J.A.S. Philson about his speech See manuscript.  På dansk  Updated:  15 FEB 2012 Omkring PhilsonAround Philson 

On 6 December 2011 J.A.S. Philson in a Christmas greeting to Kristian Zouaoui and his family wrote this comment:

I feel embarrassed whenever my "Speech" is mentioned.  One must remember, I had, only a short time earlier, been discovered in the brake box of a goods wagon.
About 6 railway workers surrounded me with anxious expressions on their faces. I think they were afraid that I was dangerous! 

Later a couple of burly plain clothes policemen accompanied me to the Daugaard inn, where I was greeted by Palle Hoybye. I and (I believe) Peter Hansen, Sergeant
of police sat, while Palle Hoybye stood and acted as inquisitor (He spoke excellent English)

Peter Hansen began very nervously to search me for weapons but fumbled with the zip fastener of my flying jacket.  With youthful impatience I quickly unzipped it and
out fell a bunch of rhubarb!  Immediately, food was ordered and very soon a tall, young, blond policeman entered bearing a tray, carrying meat and potatoes, coffee,
bread and butter.  This young man sat on my left, interjecting at intervals, "All you have to do is eat!"

Palle continued with his questions and very soon I realised that he wanted to know if any Danes had helped me to evade capture. Impatiently, I put down my knife
and fork, declaring, "Do you think that I would betray a friend who had helped me?  No one helped me! But if they had done, I would never tell you!" Peter Hansen
rose from his chair and came toward me.  I was not sure of his intentions.  Was he about to strike me?  No, he reached out his hands and embraced me like a son.

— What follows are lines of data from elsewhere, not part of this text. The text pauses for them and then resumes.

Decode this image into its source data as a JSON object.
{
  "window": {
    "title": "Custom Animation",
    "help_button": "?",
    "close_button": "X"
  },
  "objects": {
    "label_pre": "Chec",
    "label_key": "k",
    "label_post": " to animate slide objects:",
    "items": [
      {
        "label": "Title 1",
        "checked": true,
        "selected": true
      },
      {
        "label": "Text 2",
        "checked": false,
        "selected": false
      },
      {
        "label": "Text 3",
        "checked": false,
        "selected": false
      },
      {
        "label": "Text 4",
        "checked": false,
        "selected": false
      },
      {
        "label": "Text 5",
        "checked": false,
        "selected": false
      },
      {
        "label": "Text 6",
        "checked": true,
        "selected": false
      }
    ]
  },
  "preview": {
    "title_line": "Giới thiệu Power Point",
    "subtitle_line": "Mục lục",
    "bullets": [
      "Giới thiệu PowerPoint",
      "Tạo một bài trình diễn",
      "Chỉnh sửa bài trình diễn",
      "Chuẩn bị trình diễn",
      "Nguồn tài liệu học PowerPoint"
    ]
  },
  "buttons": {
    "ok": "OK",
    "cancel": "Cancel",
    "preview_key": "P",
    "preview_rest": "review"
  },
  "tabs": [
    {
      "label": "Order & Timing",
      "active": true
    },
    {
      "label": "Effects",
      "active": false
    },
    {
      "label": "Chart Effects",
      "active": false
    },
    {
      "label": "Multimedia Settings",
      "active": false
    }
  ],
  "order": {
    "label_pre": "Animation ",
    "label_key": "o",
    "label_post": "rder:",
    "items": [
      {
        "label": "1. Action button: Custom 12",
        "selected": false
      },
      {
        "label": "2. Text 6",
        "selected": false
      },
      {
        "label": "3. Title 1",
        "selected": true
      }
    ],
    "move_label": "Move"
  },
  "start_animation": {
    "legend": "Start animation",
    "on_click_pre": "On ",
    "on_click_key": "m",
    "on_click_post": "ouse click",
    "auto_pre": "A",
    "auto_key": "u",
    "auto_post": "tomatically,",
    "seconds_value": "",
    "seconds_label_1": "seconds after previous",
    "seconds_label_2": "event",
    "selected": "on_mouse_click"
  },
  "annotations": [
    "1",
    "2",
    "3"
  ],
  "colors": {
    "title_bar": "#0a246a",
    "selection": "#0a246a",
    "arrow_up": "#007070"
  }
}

At that Palle said,  "As long as that's what you tell the Germans, then we have no further questions."

Half-a-dozen young policemen took me upstairs, where I could wash my face and hands and comb my hair.

Suddenly, we heard gruff voices and much stamping of feet, below.  Quietly, we all listened for further developments.  After a short time, when all seemed quiet again
we ventured downstairs. Palle informed me that the Germans had come to collect me and that he had informed them that he had not finished interrogating me for his report.  They would return for me, later.

Palle then turned to me and said,"We have only one more question to ask of you,  Will you join us in a little meal as our guest of honour?"  I replied that I had only
just eaten; to which he responded, "Germany, where you are going, is starving! So you must not miss an opportunity to eat."

We entered the hall, behind the inn.  All the police who had been searching for me stood up.

Peter Hansen sat at the top of the table, Palle and I sat on either side and the Danish National Anthem was sung.
It was a very moving moment.  A delightful meal was served.  One man rose to speak and said that he had been a POW in the first world War and had survived! 
Several speeches were delivered; all encouraging me to 'keep my chin up.'

Newly captured, after three days as a fugitive, frankly, I was surprised by the cordial reception of the police and their apologetic attitude.  I had expected harsh
treatment and here they were sorry they could not help me to escape!

I had had no time to prepare and so what I said sounded like a little schoolboy's attempt to excuse himself for being naughty! (See photo of his manuscript.)

I hope this helps you to understand my confused state of mind.